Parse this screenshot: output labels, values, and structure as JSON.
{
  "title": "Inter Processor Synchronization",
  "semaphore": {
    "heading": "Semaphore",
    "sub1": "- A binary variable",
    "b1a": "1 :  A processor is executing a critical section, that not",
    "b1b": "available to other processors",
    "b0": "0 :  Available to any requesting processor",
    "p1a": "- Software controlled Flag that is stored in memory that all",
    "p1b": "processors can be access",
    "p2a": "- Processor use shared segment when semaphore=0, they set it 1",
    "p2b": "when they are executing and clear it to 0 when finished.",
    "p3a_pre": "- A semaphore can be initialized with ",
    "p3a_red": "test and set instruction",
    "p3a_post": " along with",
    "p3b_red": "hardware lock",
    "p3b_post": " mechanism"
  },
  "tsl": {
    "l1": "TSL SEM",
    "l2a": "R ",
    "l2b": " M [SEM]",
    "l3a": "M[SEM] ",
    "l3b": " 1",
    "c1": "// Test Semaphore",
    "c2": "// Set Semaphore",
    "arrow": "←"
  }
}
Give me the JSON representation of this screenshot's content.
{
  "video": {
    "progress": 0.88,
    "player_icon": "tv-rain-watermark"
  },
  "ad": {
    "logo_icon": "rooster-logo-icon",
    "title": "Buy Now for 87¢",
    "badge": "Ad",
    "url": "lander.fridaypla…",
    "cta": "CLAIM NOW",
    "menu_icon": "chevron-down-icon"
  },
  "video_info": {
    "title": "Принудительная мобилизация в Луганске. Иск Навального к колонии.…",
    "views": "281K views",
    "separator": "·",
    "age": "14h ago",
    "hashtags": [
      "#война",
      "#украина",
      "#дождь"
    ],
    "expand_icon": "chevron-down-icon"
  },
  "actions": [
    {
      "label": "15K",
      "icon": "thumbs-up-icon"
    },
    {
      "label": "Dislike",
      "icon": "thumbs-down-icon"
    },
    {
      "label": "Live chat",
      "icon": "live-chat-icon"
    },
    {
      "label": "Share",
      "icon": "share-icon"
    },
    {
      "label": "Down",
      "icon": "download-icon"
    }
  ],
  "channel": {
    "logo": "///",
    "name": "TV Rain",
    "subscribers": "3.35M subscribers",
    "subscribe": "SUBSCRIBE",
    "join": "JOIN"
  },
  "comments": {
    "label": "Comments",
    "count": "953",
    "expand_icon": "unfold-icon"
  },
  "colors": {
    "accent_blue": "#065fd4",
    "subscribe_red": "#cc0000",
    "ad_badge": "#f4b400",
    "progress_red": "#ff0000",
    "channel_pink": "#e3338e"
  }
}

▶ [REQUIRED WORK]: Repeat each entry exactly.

▶ [ANSWER BOX]:
Parse this screenshot: output labels, values, and structure as JSON.
{
  "title": "Inter Processor Synchronization",
  "semaphore": {
    "heading": "Semaphore",
    "sub1": "- A binary variable",
    "b1a": "1 :  A processor is executing a critical section, that not",
    "b1b": "available to other processors",
    "b0": "0 :  Available to any requesting processor",
    "p1a": "- Software controlled Flag that is stored in memory that all",
    "p1b": "processors can be access",
    "p2a": "- Processor use shared segment when semaphore=0, they set it 1",
    "p2b": "when they are executing and clear it to 0 when finished.",
    "p3a_pre": "- A semaphore can be initialized with ",
    "p3a_red": "test and set instruction",
    "p3a_post": " along with",
    "p3b_red": "hardware lock",
    "p3b_post": " mechanism"
  },
  "tsl": {
    "l1": "TSL SEM",
    "l2a": "R ",
    "l2b": " M [SEM]",
    "l3a": "M[SEM] ",
    "l3b": " 1",
    "c1": "// Test Semaphore",
    "c2": "// Set Semaphore",
    "arrow": "←"
  }
}
Give me the JSON representation of this screenshot's content.
{
  "video": {
    "progress": 0.88,
    "player_icon": "tv-rain-watermark"
  },
  "ad": {
    "logo_icon": "rooster-logo-icon",
    "title": "Buy Now for 87¢",
    "badge": "Ad",
    "url": "lander.fridaypla…",
    "cta": "CLAIM NOW",
    "menu_icon": "chevron-down-icon"
  },
  "video_info": {
    "title": "Принудительная мобилизация в Луганске. Иск Навального к колонии.…",
    "views": "281K views",
    "separator": "·",
    "age": "14h ago",
    "hashtags": [
      "#война",
      "#украина",
      "#дождь"
    ],
    "expand_icon": "chevron-down-icon"
  },
  "actions": [
    {
      "label": "15K",
      "icon": "thumbs-up-icon"
    },
    {
      "label": "Dislike",
      "icon": "thumbs-down-icon"
    },
    {
      "label": "Live chat",
      "icon": "live-chat-icon"
    },
    {
      "label": "Share",
      "icon": "share-icon"
    },
    {
      "label": "Down",
      "icon": "download-icon"
    }
  ],
  "channel": {
    "logo": "///",
    "name": "TV Rain",
    "subscribers": "3.35M subscribers",
    "subscribe": "SUBSCRIBE",
    "join": "JOIN"
  },
  "comments": {
    "label": "Comments",
    "count": "953",
    "expand_icon": "unfold-icon"
  },
  "colors": {
    "accent_blue": "#065fd4",
    "subscribe_red": "#cc0000",
    "ad_badge": "#f4b400",
    "progress_red": "#ff0000",
    "channel_pink": "#e3338e"
  }
}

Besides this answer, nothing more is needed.